■ **What this task involves**: Copy each line from the entries that the word "emojis" appears in.

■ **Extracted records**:

□ □ □

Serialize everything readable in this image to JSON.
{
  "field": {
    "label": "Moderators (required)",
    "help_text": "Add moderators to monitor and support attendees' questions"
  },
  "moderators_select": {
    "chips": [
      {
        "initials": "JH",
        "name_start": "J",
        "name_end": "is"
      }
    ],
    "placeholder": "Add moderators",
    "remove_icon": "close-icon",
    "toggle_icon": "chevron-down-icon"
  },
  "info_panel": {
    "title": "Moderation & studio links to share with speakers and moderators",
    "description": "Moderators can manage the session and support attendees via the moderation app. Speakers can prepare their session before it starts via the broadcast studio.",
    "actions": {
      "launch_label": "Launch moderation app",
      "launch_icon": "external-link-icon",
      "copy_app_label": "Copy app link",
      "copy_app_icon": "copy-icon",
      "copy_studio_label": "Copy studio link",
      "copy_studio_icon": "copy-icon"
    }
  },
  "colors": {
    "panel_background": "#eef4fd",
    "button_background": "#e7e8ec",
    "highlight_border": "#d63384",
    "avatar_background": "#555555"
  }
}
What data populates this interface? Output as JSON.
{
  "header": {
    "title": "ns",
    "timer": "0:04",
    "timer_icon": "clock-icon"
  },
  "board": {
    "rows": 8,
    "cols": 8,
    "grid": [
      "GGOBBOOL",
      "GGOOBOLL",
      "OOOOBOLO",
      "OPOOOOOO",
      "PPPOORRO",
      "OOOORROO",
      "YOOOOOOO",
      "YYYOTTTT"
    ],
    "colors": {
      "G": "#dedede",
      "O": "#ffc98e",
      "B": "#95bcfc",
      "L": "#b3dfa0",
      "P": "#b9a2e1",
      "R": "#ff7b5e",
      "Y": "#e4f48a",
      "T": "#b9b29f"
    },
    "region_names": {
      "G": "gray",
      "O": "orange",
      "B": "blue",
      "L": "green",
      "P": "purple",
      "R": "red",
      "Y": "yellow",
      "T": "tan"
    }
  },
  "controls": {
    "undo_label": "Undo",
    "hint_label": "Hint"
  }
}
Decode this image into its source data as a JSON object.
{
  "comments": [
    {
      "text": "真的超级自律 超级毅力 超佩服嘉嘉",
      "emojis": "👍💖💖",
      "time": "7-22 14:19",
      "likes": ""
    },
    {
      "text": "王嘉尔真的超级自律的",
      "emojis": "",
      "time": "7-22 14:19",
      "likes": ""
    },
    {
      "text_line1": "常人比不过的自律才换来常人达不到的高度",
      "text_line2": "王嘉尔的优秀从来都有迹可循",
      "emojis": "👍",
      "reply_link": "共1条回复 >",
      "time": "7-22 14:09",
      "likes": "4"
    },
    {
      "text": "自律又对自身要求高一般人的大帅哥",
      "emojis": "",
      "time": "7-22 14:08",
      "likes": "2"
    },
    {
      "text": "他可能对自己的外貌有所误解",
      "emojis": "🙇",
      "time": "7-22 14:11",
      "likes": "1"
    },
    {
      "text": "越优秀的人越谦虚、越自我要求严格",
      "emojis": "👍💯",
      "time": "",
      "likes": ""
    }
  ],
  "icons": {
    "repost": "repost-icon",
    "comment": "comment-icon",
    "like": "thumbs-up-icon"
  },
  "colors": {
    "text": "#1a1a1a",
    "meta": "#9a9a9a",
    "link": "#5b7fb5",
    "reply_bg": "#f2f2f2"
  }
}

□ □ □

■ **Exercise answer**:
      "emojis": "👍💖💖",
      "emojis": "",
      "emojis": "👍",
      "emojis": "",
      "emojis": "🙇",
      "emojis": "👍💯",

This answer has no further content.